[Text and pictures by mayank Austen soofi]
On a Monday noon as hot as this, these boys should have been cooling their heels in their lecture halls. Instead, they are playing cricket at India Gate maidan.
All are dressed in white, two wearing hats, and one stretching his limbs. No one seems to be soft-spoken. The age of gentleman cricketers is truly gone. Maa-behen curse words are flying as high as the bowler's ball. If India Gate were a woman, it would have been blushing red. In fact, there used to be a marble statue of King George V in the cupola in front of it. Thank God, it was removed after Independence. The poor king with Victorian sensibilities wouldn't have been able to survive the locker room talk of our cricketers.
However, isn't it strange that in a city of 13 million, there are only three cricket stadiums? That hardly bother Delhi's cricket lovers who happily play wherever one can set up a makeshift pitch – from Karol Bagh bylanes to Pahari Bhoja rooftops to Ramilila Maidan to India Gate.
Here, under the dusty haze of the maidan, indifferent to the temptation of media publicity, these future Sehwags and Dhonis are clearly not easy with the interfering presence of The Delhi Walla. "Please leave the pitch," says the captain finally. "Why don't you go to the pavilion?"
The pavilion –a grassy spot under a tree – is already choc-o-block with rough-tough batsmen waiting for their turn. "We're all from across the Yamuna, from Lakhsmi Nagar," says Subrojeet Modak, a IInd year student of B.Com in Dayal Singh College. It's not far from India Gate. "We're all from Dayal Singh," he is adding, "... oye! That's a wide ball!"

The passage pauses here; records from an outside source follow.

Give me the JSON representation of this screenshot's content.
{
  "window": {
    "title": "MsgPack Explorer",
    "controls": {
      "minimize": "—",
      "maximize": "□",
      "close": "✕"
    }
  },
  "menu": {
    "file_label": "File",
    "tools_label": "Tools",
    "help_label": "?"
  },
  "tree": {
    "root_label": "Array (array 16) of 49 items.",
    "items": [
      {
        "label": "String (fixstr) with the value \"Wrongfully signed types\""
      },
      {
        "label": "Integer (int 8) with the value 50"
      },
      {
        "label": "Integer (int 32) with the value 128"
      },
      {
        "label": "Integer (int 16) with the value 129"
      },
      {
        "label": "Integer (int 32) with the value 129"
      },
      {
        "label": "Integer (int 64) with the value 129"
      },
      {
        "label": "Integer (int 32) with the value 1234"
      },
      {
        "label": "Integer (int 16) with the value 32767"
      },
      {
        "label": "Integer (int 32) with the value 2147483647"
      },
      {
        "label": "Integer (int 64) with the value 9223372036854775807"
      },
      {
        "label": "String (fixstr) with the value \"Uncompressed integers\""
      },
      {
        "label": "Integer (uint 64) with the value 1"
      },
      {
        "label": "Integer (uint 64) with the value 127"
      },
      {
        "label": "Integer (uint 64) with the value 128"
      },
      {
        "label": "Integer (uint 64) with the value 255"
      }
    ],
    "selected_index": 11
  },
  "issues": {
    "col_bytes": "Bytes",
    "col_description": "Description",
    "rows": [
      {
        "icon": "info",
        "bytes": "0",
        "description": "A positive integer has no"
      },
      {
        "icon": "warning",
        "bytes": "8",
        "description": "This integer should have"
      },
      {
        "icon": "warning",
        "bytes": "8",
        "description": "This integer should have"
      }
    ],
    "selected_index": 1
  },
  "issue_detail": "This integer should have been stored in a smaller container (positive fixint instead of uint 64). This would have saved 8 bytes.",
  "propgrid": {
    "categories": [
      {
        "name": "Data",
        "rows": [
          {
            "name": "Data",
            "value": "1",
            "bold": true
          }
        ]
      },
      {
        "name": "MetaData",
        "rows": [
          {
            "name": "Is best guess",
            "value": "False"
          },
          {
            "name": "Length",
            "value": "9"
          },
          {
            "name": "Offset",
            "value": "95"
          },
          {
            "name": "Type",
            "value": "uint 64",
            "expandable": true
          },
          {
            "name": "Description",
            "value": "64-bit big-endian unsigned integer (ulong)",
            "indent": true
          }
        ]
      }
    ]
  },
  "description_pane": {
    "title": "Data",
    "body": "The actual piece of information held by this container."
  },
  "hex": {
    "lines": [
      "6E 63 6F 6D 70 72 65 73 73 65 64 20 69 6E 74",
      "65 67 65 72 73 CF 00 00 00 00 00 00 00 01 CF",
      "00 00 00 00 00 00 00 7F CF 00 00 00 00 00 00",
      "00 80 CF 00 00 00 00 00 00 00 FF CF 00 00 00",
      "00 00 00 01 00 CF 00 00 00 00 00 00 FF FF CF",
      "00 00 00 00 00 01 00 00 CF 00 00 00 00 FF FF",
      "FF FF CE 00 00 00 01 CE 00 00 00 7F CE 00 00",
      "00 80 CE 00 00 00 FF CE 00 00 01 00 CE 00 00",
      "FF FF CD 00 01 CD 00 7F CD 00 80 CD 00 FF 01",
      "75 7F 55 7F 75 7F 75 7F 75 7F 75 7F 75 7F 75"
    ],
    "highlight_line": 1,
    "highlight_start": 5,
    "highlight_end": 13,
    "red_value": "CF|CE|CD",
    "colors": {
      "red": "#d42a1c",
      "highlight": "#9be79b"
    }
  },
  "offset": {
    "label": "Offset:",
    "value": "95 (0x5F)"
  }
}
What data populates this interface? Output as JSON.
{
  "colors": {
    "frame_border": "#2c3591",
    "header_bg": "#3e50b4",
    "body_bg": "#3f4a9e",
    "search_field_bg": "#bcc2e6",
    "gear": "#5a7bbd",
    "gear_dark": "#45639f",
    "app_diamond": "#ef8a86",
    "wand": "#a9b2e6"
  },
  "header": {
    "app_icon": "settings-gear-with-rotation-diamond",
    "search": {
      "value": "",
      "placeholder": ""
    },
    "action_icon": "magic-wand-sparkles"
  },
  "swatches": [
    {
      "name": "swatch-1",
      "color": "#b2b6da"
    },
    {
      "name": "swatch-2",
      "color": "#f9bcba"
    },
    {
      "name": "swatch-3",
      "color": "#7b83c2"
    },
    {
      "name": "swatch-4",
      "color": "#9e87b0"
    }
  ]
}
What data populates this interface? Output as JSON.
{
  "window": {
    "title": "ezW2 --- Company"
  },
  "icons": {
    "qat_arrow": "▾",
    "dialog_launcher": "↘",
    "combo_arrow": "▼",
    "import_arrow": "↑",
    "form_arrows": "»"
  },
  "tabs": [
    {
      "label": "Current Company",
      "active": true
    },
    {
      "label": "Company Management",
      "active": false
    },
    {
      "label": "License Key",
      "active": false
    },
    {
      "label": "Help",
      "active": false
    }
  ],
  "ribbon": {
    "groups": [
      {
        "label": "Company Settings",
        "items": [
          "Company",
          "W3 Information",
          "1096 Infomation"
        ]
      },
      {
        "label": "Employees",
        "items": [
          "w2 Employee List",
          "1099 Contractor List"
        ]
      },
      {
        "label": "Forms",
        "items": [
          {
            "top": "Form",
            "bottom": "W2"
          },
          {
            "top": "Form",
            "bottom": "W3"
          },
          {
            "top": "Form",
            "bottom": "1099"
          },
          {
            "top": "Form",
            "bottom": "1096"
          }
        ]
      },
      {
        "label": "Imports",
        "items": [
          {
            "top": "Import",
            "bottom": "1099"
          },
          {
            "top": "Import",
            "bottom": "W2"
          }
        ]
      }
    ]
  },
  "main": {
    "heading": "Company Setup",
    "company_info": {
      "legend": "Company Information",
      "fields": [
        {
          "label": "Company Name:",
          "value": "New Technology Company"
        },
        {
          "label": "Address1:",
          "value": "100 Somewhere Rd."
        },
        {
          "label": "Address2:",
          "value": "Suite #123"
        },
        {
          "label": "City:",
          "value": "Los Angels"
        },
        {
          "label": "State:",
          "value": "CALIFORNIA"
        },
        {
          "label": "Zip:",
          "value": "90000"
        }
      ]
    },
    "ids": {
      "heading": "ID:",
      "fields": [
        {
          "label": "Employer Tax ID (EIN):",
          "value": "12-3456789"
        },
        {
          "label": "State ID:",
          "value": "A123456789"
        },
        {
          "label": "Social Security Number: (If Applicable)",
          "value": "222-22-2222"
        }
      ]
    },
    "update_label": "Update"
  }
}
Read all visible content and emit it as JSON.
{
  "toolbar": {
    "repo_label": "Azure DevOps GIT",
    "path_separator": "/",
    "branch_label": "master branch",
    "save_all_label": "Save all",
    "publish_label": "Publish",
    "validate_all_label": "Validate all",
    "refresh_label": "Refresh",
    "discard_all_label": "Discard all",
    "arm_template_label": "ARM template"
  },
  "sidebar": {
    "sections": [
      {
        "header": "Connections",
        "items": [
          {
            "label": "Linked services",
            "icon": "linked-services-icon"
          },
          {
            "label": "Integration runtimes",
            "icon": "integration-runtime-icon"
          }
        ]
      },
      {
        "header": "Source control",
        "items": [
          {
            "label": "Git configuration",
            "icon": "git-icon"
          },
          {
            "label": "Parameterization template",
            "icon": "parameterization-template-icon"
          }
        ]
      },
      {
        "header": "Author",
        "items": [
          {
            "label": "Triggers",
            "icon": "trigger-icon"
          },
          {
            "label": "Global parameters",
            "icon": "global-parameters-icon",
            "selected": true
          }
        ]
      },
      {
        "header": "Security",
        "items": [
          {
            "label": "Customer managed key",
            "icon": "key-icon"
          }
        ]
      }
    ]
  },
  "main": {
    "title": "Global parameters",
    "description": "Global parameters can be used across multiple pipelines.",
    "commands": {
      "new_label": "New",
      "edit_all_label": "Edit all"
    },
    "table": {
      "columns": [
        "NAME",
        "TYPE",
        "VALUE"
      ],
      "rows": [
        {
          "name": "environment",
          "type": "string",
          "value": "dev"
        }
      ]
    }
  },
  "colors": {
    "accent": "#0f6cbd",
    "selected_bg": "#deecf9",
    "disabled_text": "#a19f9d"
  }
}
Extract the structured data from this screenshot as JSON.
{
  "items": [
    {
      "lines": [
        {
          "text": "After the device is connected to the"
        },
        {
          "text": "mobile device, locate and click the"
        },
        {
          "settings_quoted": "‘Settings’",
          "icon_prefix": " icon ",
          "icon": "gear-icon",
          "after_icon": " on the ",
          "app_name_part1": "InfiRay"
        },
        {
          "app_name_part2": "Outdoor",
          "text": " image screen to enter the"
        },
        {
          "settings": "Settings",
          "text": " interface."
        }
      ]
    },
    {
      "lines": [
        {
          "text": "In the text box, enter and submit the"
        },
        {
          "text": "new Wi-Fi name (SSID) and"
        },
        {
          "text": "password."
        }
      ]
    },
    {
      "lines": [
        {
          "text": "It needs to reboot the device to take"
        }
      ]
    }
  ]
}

It's hard to fancy these cricketers as the darlings of Dayal Singh professors. Not only they are bunking classes, they are also unapologetic about it. "Cricket ke liye kuch bhi karega," says Gaurav Sharma, another IInd year student. "We ditch bandis (girls) for cricket," says another, "what are classes?"
Take all-rounder Mohamamd Shahid Jani. Just 17 years old, he dropped out of school at Class VIII and now he does nothing but play cricket. "My hero is Shoaib Akhtar," swoons Jani. On one of those rare occasions, when his college-going friends are actually attending classes, he stays back home in Lakshmi Nagar to play his game. But can there really be any open space in that congested part of east Delhi? "There is, in front of the Coffee Home, behind V3S mall," says Jani, but it's not even half the fun."
But what fun is there in the heat and dust of India Gate maidan? After a few minutes of trying to enjoy the test-series pace of Lakshmi Nagar cricketers, I leave the ground feeling sure that cricket's future lies on live TV's adrenaline-pumped 20-20 telecasts, not in India Gate maidan.
On a Pahari Bhojla rooftop
Near Humayun's Tomb
Near Humayun's Tomb
In Matia Mahal market
The Lakshmi Nagar cricketers